◆ The records:
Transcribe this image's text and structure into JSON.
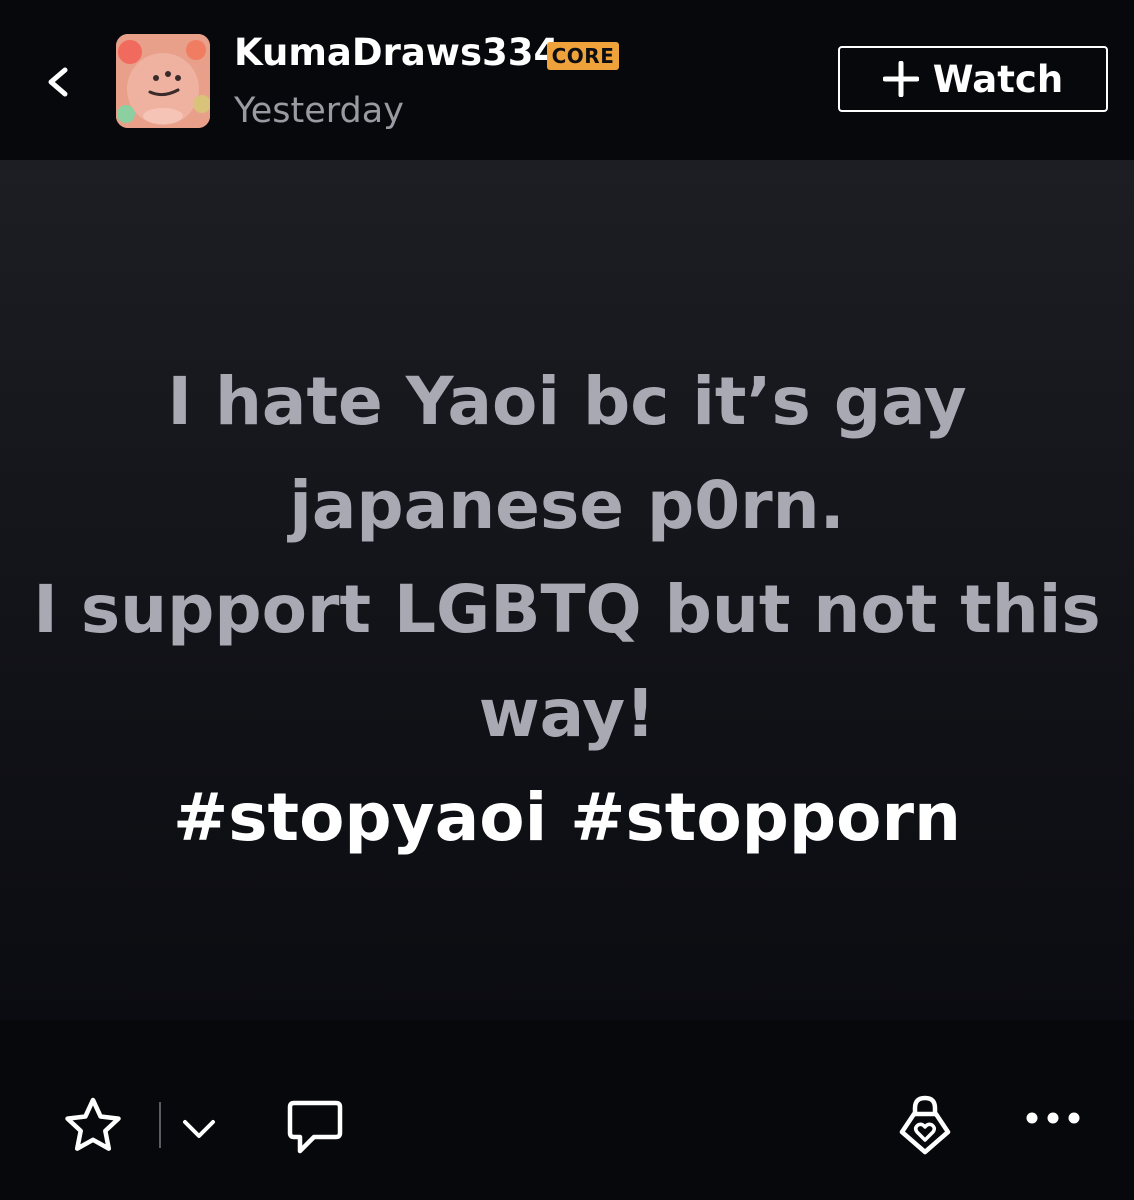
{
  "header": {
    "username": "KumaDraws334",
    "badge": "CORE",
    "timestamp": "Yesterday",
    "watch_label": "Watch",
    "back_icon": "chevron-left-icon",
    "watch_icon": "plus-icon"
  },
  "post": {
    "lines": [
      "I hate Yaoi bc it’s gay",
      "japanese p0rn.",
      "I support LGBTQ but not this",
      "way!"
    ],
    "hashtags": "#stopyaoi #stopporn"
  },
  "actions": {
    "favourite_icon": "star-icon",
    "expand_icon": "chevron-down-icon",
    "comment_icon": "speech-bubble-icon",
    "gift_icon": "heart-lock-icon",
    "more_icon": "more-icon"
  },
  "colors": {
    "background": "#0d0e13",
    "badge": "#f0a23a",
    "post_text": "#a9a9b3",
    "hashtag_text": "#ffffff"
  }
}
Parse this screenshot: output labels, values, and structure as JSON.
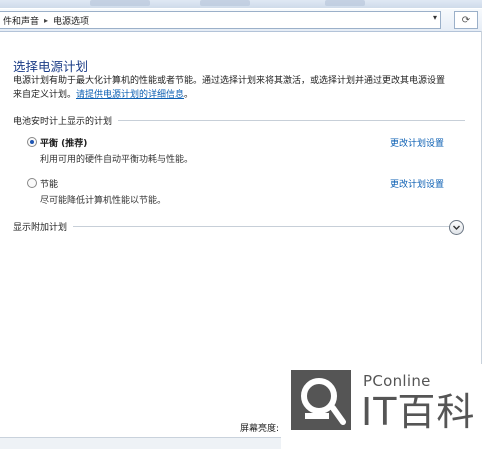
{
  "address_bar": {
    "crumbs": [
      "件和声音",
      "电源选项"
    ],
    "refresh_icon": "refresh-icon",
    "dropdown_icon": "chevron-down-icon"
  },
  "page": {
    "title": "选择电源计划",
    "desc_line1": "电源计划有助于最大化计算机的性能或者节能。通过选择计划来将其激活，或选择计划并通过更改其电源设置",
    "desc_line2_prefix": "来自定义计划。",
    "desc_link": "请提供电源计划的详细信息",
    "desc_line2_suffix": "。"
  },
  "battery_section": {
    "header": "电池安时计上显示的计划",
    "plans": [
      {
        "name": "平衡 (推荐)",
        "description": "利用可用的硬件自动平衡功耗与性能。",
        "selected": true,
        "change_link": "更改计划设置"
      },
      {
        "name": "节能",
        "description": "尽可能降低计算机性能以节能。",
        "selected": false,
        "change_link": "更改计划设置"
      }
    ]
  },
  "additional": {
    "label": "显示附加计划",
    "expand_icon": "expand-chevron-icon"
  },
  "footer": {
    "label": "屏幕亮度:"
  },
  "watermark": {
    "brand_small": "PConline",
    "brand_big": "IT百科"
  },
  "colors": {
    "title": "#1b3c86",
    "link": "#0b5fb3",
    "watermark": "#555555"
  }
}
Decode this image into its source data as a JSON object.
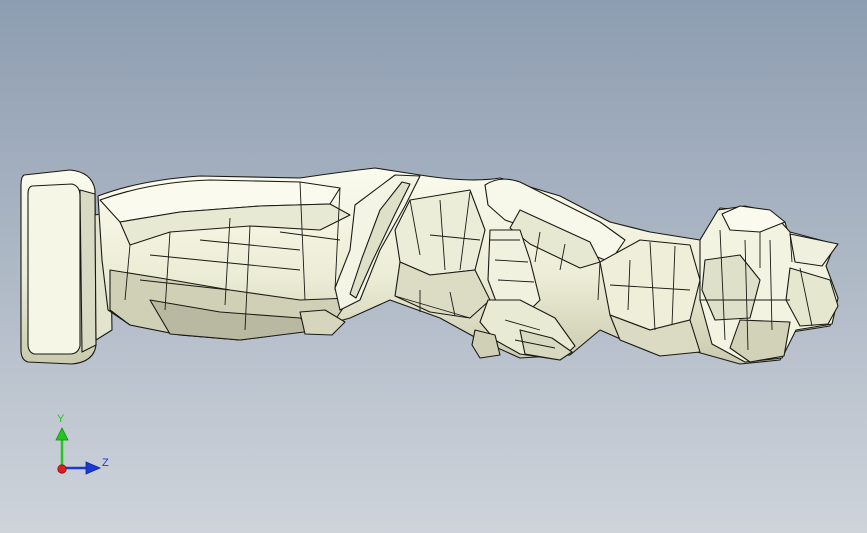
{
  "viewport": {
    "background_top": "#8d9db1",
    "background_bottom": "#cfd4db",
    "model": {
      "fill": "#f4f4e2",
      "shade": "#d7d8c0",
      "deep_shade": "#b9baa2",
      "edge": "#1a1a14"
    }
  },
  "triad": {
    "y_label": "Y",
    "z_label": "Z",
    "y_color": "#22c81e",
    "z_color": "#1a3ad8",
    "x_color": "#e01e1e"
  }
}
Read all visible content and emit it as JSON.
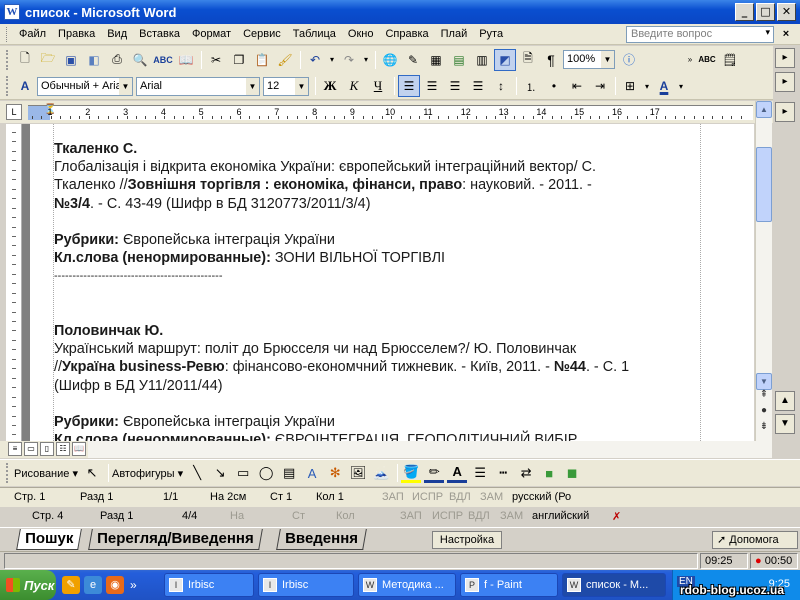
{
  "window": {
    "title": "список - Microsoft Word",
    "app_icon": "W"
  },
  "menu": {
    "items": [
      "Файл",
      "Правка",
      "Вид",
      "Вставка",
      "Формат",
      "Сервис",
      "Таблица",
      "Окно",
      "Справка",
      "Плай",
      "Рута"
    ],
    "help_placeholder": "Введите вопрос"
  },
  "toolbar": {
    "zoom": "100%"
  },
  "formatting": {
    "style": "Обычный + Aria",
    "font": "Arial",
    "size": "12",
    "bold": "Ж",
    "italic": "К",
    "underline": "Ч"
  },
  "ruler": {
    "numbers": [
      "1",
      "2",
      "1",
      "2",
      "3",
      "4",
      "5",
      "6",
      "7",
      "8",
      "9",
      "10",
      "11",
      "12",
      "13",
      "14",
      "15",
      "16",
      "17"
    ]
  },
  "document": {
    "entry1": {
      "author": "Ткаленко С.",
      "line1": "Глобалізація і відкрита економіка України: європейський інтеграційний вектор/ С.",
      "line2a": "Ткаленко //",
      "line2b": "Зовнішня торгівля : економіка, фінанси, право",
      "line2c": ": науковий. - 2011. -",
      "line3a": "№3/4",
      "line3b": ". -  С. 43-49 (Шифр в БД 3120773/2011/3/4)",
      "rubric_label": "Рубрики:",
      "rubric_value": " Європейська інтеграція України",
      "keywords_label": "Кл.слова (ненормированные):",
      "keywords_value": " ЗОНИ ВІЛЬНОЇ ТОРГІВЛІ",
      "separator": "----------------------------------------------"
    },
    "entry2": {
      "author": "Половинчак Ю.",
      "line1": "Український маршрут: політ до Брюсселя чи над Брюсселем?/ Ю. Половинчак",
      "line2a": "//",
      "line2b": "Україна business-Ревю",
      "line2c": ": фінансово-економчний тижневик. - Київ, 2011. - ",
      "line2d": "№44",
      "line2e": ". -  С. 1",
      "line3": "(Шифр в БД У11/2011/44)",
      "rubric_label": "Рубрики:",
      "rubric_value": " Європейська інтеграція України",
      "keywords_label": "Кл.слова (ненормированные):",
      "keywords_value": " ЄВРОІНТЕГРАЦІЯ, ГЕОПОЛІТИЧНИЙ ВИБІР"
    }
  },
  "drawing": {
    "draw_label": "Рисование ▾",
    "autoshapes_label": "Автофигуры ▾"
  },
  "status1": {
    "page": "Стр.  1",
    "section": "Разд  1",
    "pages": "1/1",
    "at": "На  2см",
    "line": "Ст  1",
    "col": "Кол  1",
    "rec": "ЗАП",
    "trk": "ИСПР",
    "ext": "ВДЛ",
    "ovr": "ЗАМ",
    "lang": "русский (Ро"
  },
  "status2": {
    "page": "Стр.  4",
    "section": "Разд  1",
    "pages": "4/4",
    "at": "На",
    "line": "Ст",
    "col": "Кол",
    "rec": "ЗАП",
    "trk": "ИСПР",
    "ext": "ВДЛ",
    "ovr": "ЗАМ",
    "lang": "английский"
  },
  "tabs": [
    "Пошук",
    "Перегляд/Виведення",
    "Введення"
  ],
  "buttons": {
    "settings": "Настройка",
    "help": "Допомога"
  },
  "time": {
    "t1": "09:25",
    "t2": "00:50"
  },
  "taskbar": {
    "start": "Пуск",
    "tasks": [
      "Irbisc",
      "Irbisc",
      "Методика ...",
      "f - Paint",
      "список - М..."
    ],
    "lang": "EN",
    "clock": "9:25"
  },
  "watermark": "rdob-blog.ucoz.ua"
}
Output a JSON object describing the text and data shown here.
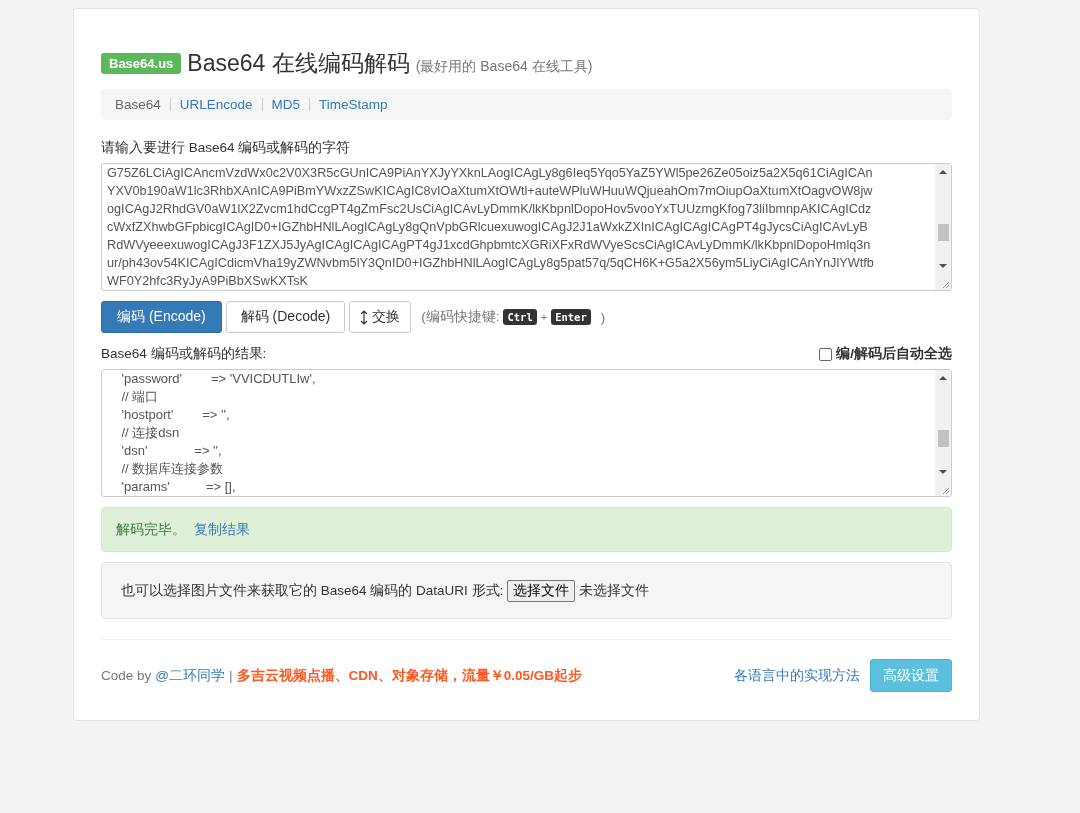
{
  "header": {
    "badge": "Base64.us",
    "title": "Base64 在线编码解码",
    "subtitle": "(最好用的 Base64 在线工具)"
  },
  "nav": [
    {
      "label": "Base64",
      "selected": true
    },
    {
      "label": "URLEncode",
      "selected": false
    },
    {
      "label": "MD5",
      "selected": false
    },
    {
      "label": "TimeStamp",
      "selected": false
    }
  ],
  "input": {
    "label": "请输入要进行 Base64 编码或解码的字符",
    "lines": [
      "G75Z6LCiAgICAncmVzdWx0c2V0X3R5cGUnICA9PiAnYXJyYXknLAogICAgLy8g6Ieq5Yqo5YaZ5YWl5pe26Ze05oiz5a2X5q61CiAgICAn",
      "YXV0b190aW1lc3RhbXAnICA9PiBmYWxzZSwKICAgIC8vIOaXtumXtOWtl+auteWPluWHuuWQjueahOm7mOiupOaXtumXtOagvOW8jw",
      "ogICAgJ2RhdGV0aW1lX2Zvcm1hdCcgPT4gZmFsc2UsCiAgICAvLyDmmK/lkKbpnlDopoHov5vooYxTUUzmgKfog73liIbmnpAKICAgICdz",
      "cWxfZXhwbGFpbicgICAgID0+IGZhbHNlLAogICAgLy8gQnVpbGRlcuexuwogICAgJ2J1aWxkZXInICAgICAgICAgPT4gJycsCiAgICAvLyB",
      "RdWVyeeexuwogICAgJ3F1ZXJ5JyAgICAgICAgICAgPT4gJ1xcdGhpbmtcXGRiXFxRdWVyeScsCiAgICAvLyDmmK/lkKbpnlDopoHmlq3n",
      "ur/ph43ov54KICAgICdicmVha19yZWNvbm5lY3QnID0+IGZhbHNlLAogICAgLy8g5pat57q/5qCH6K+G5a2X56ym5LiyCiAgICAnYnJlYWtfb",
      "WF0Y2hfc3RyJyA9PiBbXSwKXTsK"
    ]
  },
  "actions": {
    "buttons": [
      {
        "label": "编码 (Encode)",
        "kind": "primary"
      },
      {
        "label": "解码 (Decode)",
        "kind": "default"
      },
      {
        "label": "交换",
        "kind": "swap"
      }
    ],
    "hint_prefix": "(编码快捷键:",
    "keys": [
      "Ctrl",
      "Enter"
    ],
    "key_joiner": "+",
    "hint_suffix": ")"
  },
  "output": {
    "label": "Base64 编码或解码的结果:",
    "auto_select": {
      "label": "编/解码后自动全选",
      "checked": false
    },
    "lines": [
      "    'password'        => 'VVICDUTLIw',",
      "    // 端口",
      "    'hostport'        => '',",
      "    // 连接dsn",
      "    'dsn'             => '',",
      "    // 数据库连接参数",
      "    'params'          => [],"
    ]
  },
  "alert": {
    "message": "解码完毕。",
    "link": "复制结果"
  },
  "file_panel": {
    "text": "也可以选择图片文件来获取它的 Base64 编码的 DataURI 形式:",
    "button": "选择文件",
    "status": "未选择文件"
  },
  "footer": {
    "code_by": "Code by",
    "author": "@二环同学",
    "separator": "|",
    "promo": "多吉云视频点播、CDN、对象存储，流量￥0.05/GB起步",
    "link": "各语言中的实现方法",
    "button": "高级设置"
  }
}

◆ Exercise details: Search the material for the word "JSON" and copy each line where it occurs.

◆ Output of the task:
Transcribe this image's text and structure into JSON.
Parse this screenshot: output labels, values, and structure as JSON.
Decode this image into its source data as a JSON object.
Read all visible content and emit it as JSON.
Output a JSON object describing the text and data shown here.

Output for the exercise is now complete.